### The records
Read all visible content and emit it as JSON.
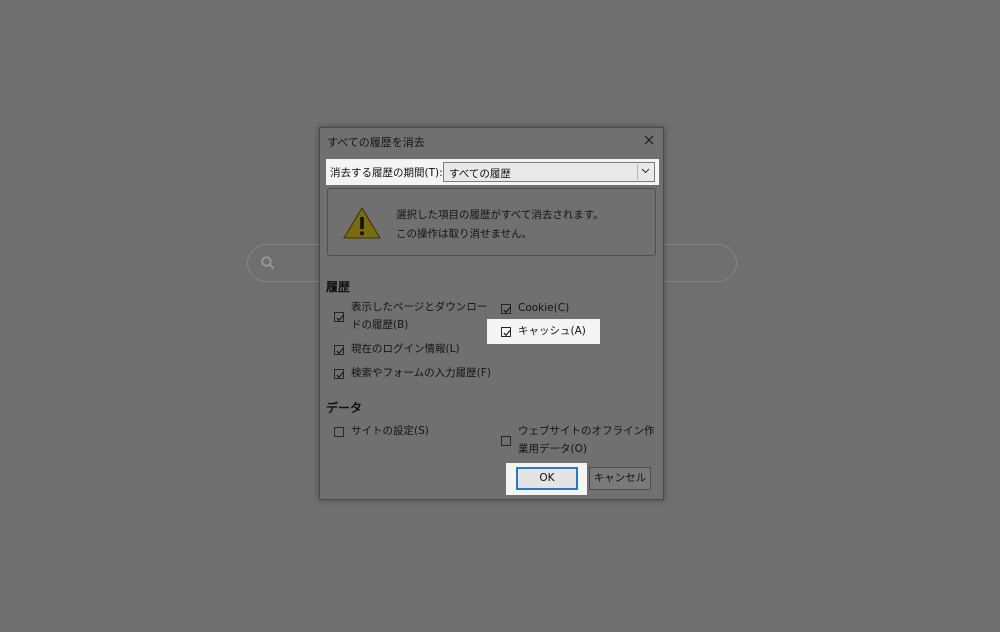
{
  "background": {
    "search_icon": "search-icon"
  },
  "dialog": {
    "title": "すべての履歴を消去",
    "close_icon": "close-icon",
    "range": {
      "label": "消去する履歴の期間(T):",
      "value": "すべての履歴"
    },
    "warning": {
      "icon": "warning-icon",
      "line1": "選択した項目の履歴がすべて消去されます。",
      "line2": "この操作は取り消せません。"
    },
    "history_section": {
      "title": "履歴",
      "items": [
        {
          "label": "表示したページとダウンロー",
          "label2": "ドの履歴(B)",
          "checked": true
        },
        {
          "label": "現在のログイン情報(L)",
          "checked": true
        },
        {
          "label": "検索やフォームの入力履歴(F)",
          "checked": true
        },
        {
          "label": "Cookie(C)",
          "checked": true
        },
        {
          "label": "キャッシュ(A)",
          "checked": true
        }
      ]
    },
    "data_section": {
      "title": "データ",
      "items": [
        {
          "label": "サイトの設定(S)",
          "checked": false
        },
        {
          "label": "ウェブサイトのオフライン作",
          "label2": "業用データ(O)",
          "checked": false
        }
      ]
    },
    "buttons": {
      "ok": "OK",
      "cancel": "キャンセル"
    },
    "colors": {
      "overlay": "#6f6f6f",
      "highlight": "#f4f4f4",
      "focus_ring": "#2f75c8"
    }
  }
}
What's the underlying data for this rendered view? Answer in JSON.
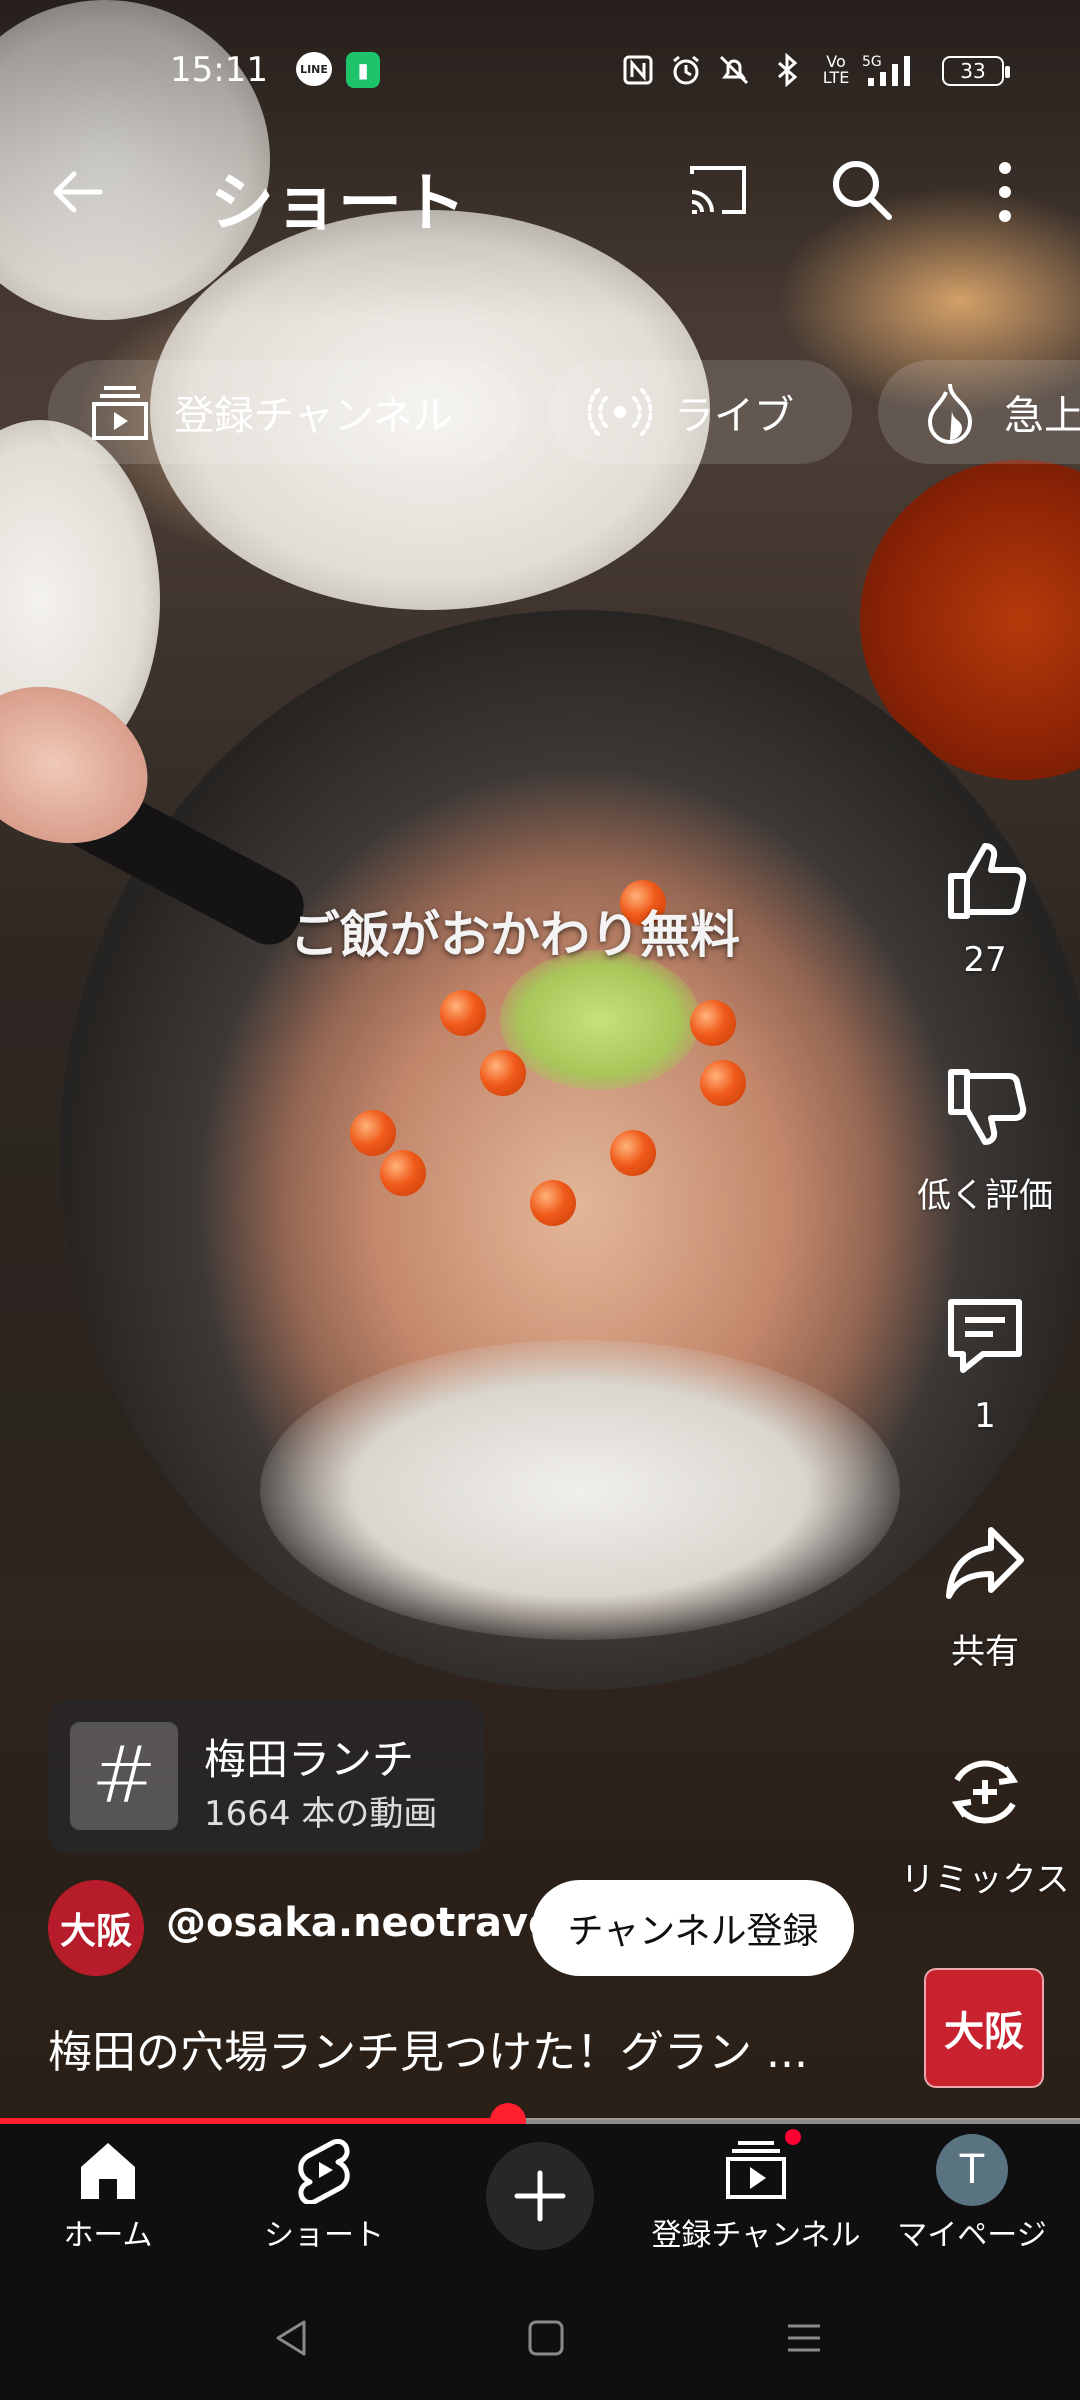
{
  "status_bar": {
    "time": "15:11",
    "battery": "33",
    "icons": [
      "line-icon",
      "battery-saver-icon",
      "nfc-icon",
      "alarm-icon",
      "mute-icon",
      "bluetooth-icon",
      "volte-icon",
      "5g-signal-icon",
      "battery-icon"
    ]
  },
  "header": {
    "title": "ショート",
    "icons": [
      "back-arrow-icon",
      "cast-icon",
      "search-icon",
      "more-vert-icon"
    ]
  },
  "chips": [
    {
      "label": "登録チャンネル",
      "icon": "subscriptions-icon"
    },
    {
      "label": "ライブ",
      "icon": "live-icon"
    },
    {
      "label": "急上",
      "icon": "trending-icon"
    }
  ],
  "video": {
    "overlay_caption": "ご飯がおかわり無料"
  },
  "actions": {
    "like_count": "27",
    "dislike_label": "低く評価",
    "comment_count": "1",
    "share_label": "共有",
    "remix_label": "リミックス"
  },
  "hashtag": {
    "symbol": "#",
    "name": "梅田ランチ",
    "count": "1664 本の動画"
  },
  "channel": {
    "avatar_text": "大阪",
    "handle": "@osaka.neotravel",
    "subscribe_label": "チャンネル登録"
  },
  "description": "梅田の穴場ランチ見つけた！グラン ...",
  "thumbnail_text": "大阪",
  "progress": 0.47,
  "colors": {
    "accent": "#ff1e2d",
    "nav_bg": "#0f0f0f",
    "battery_saver": "#1ec46a",
    "channel_red": "#b71c2a"
  },
  "bottom_nav": [
    {
      "label": "ホーム",
      "icon": "home-icon"
    },
    {
      "label": "ショート",
      "icon": "shorts-icon"
    },
    {
      "label": "",
      "icon": "create-plus-icon"
    },
    {
      "label": "登録チャンネル",
      "icon": "subscriptions-icon"
    },
    {
      "label": "マイページ",
      "icon": "profile-avatar",
      "avatar_letter": "T"
    }
  ],
  "system_nav": [
    "back-triangle-icon",
    "home-square-icon",
    "recents-menu-icon"
  ]
}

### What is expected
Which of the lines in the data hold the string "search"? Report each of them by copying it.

### Written answer
    "search_icon": "search-icon"
      "search-icon",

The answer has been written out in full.